Bully for Batoids!
Many people speak of sharks and rays as though they were fundamentally different creatures. Yet there are no biologically compelling reasons for doing so.
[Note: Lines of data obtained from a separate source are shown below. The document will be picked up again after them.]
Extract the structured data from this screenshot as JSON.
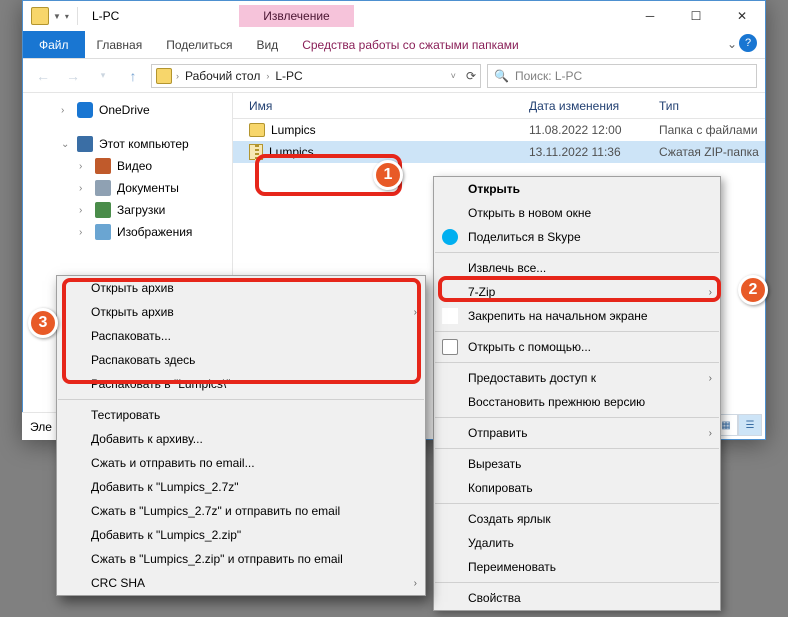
{
  "window": {
    "title": "L-PC",
    "extract_tab": "Извлечение",
    "ribbon": {
      "file": "Файл",
      "home": "Главная",
      "share": "Поделиться",
      "view": "Вид",
      "ctx_tools": "Средства работы со сжатыми папками"
    },
    "address": {
      "crumb1": "Рабочий стол",
      "crumb2": "L-PC"
    },
    "search_placeholder": "Поиск: L-PC"
  },
  "sidebar": {
    "onedrive": "OneDrive",
    "thispc": "Этот компьютер",
    "video": "Видео",
    "documents": "Документы",
    "downloads": "Загрузки",
    "images": "Изображения",
    "footer": "Эле"
  },
  "columns": {
    "name": "Имя",
    "date": "Дата изменения",
    "type": "Тип"
  },
  "files": [
    {
      "name": "Lumpics",
      "date": "11.08.2022 12:00",
      "type": "Папка с файлами",
      "kind": "folder"
    },
    {
      "name": "Lumpics",
      "date": "13.11.2022 11:36",
      "type": "Сжатая ZIP-папка",
      "kind": "zip"
    }
  ],
  "ctx_main": {
    "open": "Открыть",
    "open_new": "Открыть в новом окне",
    "skype": "Поделиться в Skype",
    "extract_all": "Извлечь все...",
    "sevenzip": "7-Zip",
    "pin_start": "Закрепить на начальном экране",
    "open_with": "Открыть с помощью...",
    "grant_access": "Предоставить доступ к",
    "restore": "Восстановить прежнюю версию",
    "send_to": "Отправить",
    "cut": "Вырезать",
    "copy": "Копировать",
    "shortcut": "Создать ярлык",
    "delete": "Удалить",
    "rename": "Переименовать",
    "properties": "Свойства"
  },
  "ctx_7zip": {
    "open_archive": "Открыть архив",
    "open_archive_sub": "Открыть архив",
    "unpack": "Распаковать...",
    "unpack_here": "Распаковать здесь",
    "unpack_to": "Распаковать в \"Lumpics\\\"",
    "test": "Тестировать",
    "add_to_archive": "Добавить к архиву...",
    "compress_email": "Сжать и отправить по email...",
    "add_7z": "Добавить к \"Lumpics_2.7z\"",
    "compress_7z_email": "Сжать в \"Lumpics_2.7z\" и отправить по email",
    "add_zip": "Добавить к \"Lumpics_2.zip\"",
    "compress_zip_email": "Сжать в \"Lumpics_2.zip\" и отправить по email",
    "crc_sha": "CRC SHA"
  },
  "badges": {
    "b1": "1",
    "b2": "2",
    "b3": "3"
  }
}
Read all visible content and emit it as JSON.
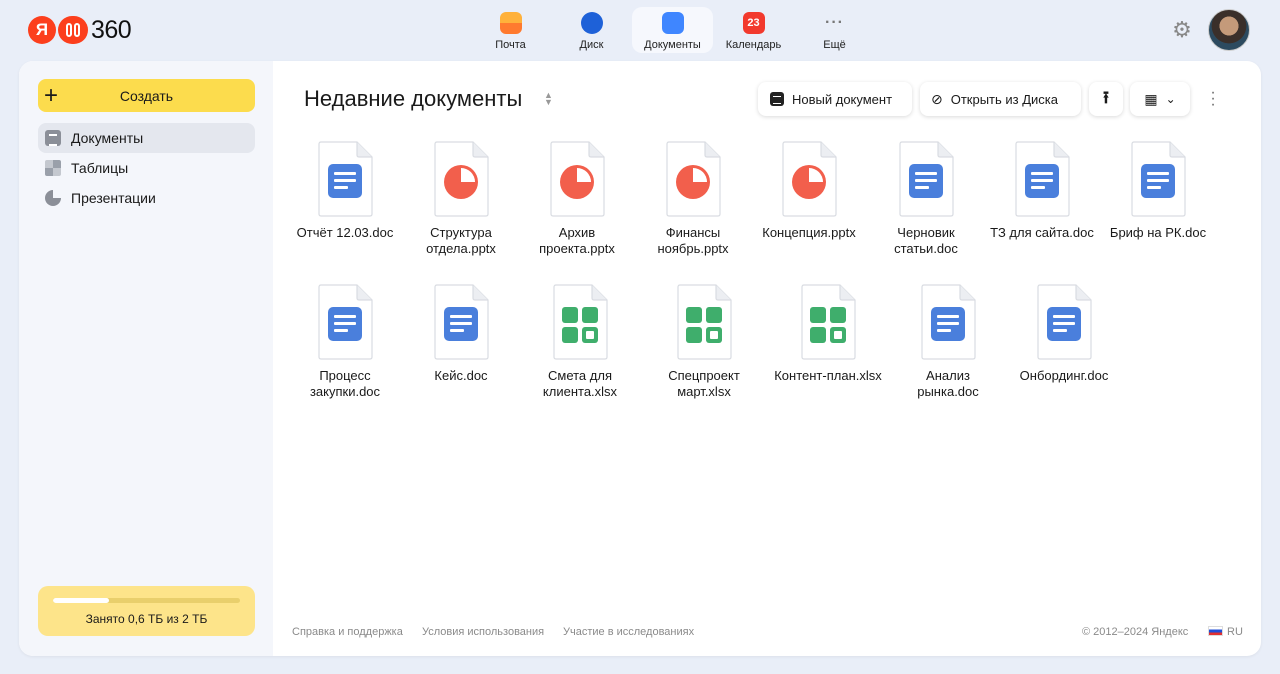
{
  "header": {
    "logo_text": "360",
    "services": [
      {
        "label": "Почта",
        "icon": "mail-icon"
      },
      {
        "label": "Диск",
        "icon": "disk-icon"
      },
      {
        "label": "Документы",
        "icon": "documents-icon"
      },
      {
        "label": "Календарь",
        "icon": "calendar-icon",
        "badge": "23"
      },
      {
        "label": "Ещё",
        "icon": "more-icon"
      }
    ]
  },
  "sidebar": {
    "create_label": "Создать",
    "items": [
      {
        "label": "Документы"
      },
      {
        "label": "Таблицы"
      },
      {
        "label": "Презентации"
      }
    ],
    "storage_text": "Занято 0,6 ТБ из 2 ТБ",
    "storage_used_fraction": 0.3
  },
  "main": {
    "title": "Недавние документы",
    "new_doc_label": "Новый документ",
    "open_disk_label": "Открыть из Диска",
    "files": [
      {
        "name": "Отчёт 12.03.doc",
        "kind": "doc"
      },
      {
        "name": "Структура отдела.pptx",
        "kind": "pptx"
      },
      {
        "name": "Архив проекта.pptx",
        "kind": "pptx"
      },
      {
        "name": "Финансы ноябрь.pptx",
        "kind": "pptx"
      },
      {
        "name": "Концепция.pptx",
        "kind": "pptx"
      },
      {
        "name": "Черновик статьи.doc",
        "kind": "doc"
      },
      {
        "name": "ТЗ для сайта.doc",
        "kind": "doc"
      },
      {
        "name": "Бриф на РК.doc",
        "kind": "doc"
      },
      {
        "name": "Процесс закупки.doc",
        "kind": "doc"
      },
      {
        "name": "Кейс.doc",
        "kind": "doc"
      },
      {
        "name": "Смета для клиента.xlsx",
        "kind": "xlsx"
      },
      {
        "name": "Спецпроект март.xlsx",
        "kind": "xlsx"
      },
      {
        "name": "Контент-план.xlsx",
        "kind": "xlsx"
      },
      {
        "name": "Анализ рынка.doc",
        "kind": "doc"
      },
      {
        "name": "Онбординг.doc",
        "kind": "doc"
      }
    ]
  },
  "footer": {
    "links": [
      "Справка и поддержка",
      "Условия использования",
      "Участие в исследованиях"
    ],
    "copyright": "© 2012–2024 Яндекс",
    "lang": "RU"
  },
  "colors": {
    "doc": "#4a7fdc",
    "pptx": "#f25f4c",
    "xlsx": "#3fae6c",
    "accent": "#fcdc4d"
  }
}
Skates and rays most obviously differ from most sharks in being flattened dorsoventrally (from top-to-bottom) and in having enlarged, wing-like pectoral fins attached to the sides of the head. But there are flattened sharks, too — such as the angel and wobbegong sharks (families Squatinidae and Orectolobidae, respectively) — many of which have large, wing- or paddle-like pectoral fins (though never attached to the sides of the head). Most skates and rays rely on wave-like undulations of their pectoral fins to propel them though the water. But there are a few notable exceptions — such as the torpedo rays (order Torpediniformes) and the guitarfishes (orders Rhiniformes and Rhynchobatiformes) — which swim primarily by employing a shark-like sculling motion of the caudal fin. Skates and rays also differ from sharks by having their gill slits located underneath the head, rather than at the sides of the head as in sharks. They breathe instead by drawing in water through paired openings (called spiracles) on top of the head, behind the eyes. Many bottom-dwelling sharks, such as angel sharks and wobbegongs, also have well developed spiracles. But such differences are trivial. In every important biological sense, all these creatures are united by a common basic structure. And — most importantly — sharks, skates, and rays are all derived from a common ancestor.
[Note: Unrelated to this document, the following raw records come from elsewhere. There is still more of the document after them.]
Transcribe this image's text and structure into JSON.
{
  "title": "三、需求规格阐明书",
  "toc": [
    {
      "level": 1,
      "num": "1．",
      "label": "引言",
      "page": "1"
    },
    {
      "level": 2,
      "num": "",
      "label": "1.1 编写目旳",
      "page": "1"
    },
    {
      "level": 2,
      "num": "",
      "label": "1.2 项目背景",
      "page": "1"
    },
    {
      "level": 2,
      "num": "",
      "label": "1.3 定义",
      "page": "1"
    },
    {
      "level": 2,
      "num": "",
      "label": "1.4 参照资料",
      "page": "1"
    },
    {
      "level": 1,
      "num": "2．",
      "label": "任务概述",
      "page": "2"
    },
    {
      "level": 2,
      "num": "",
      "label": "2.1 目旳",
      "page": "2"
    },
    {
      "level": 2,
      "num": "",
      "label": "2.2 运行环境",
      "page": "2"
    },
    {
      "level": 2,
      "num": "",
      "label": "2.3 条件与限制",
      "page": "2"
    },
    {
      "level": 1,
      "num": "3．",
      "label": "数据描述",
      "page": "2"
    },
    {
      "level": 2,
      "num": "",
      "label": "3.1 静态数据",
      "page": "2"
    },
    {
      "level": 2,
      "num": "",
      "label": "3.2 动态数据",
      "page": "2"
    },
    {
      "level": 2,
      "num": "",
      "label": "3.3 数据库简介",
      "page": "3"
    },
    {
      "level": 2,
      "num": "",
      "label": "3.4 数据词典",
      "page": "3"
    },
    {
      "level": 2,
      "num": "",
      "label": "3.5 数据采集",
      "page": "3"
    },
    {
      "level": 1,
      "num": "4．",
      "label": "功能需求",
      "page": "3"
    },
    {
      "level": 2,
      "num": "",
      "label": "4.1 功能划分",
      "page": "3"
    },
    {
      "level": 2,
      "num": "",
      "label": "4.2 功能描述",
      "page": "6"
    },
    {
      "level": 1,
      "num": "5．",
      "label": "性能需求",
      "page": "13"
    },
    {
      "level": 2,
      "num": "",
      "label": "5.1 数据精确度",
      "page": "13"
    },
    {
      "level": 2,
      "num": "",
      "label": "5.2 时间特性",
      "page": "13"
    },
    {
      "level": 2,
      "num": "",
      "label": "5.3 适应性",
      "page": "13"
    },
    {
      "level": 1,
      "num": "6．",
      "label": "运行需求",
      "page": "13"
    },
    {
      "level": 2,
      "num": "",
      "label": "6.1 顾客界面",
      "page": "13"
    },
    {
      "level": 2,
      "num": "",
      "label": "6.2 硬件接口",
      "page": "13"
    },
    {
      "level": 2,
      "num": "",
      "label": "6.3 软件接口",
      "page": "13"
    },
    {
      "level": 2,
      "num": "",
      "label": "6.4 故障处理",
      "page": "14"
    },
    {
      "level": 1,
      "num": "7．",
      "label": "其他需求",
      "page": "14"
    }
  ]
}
Thus, skates and rays are not merely related to sharks, they are sharks. These 'pancake sharks' are a highly successful variation on the basic shark body plan, represented today by more than 550 species. Collectively termed 'batoids', these include deep-sea skates, electricity-generating torpedo rays, venom-barbed stingrays, chainsaw-nosed sawfishes, bottom-grubbing eagle rays, pelagic planktivorous manta rays, and the ambiguous-looking guitarfishes. More than any other batoid, guitarfishes resemble an intermediate form between a shark and a ray — which, in a manner of speaking, they are. The characteristic flattened shape and enlarged pectoral 'wings' of batoids are adaptations to their bottom-associated lifestyle.
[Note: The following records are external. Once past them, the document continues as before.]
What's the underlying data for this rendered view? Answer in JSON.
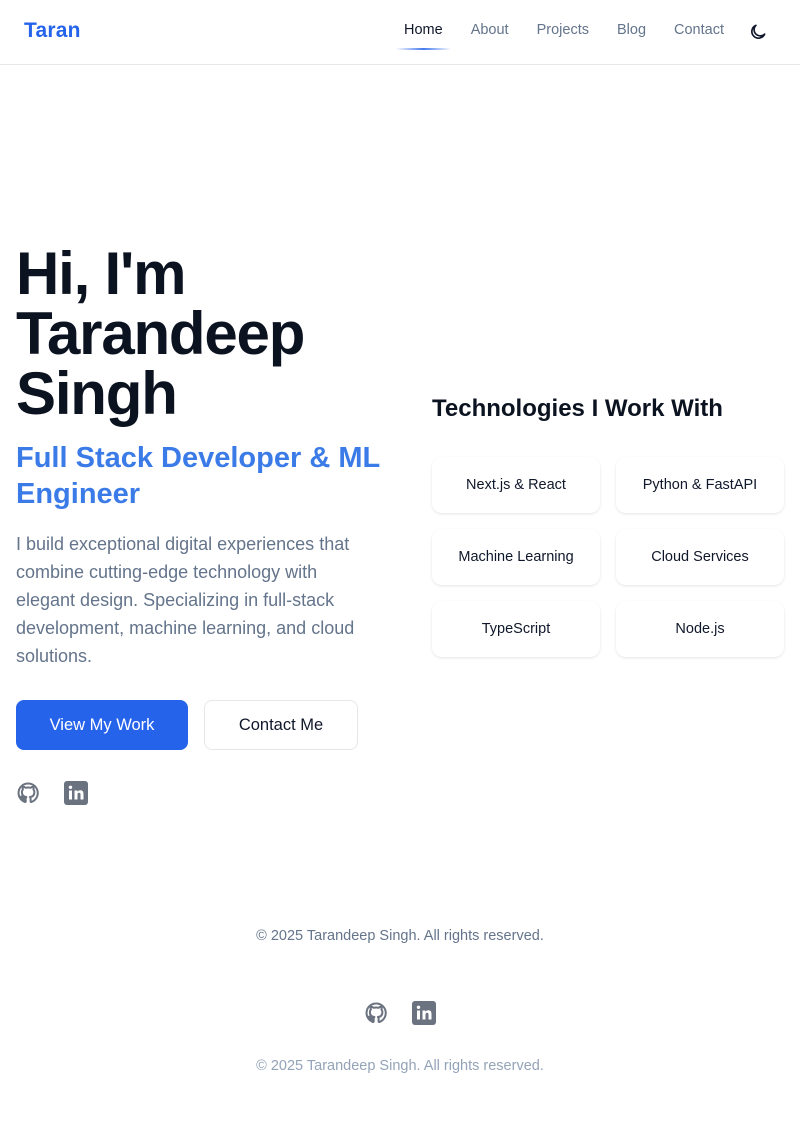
{
  "nav": {
    "logo": "Taran",
    "links": [
      {
        "label": "Home",
        "active": true
      },
      {
        "label": "About",
        "active": false
      },
      {
        "label": "Projects",
        "active": false
      },
      {
        "label": "Blog",
        "active": false
      },
      {
        "label": "Contact",
        "active": false
      }
    ],
    "theme_toggle_icon": "moon-icon"
  },
  "hero": {
    "title": "Hi, I'm Tarandeep Singh",
    "subtitle": "Full Stack Developer & ML Engineer",
    "description": "I build exceptional digital experiences that combine cutting-edge technology with elegant design. Specializing in full-stack development, machine learning, and cloud solutions.",
    "primary_button": "View My Work",
    "secondary_button": "Contact Me",
    "social_icons": [
      "github-icon",
      "linkedin-icon"
    ]
  },
  "technologies": {
    "title": "Technologies I Work With",
    "items": [
      "Next.js & React",
      "Python & FastAPI",
      "Machine Learning",
      "Cloud Services",
      "TypeScript",
      "Node.js"
    ]
  },
  "footer": {
    "copyright_main": "© 2025 Tarandeep Singh. All rights reserved.",
    "copyright_bottom": "© 2025 Tarandeep Singh. All rights reserved.",
    "social_icons": [
      "github-icon",
      "linkedin-icon"
    ]
  },
  "colors": {
    "accent": "#2563eb",
    "subtitle": "#3b7be8",
    "muted_text": "#64748b",
    "heading": "#0b1220"
  }
}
Batoids are more speciose than sharks, constituting some 56% of total elasmobranch diversity. Unfortunately, we know very little about the basic life history, ecology, and behavior of most batoids because they have been largely overshadowed by their more infamous cousins. Skates and rays are fascinating creatures in their own right. Despite their low profile, they are as deserving of scientific study, appreciation, and conservation as any other wildlife.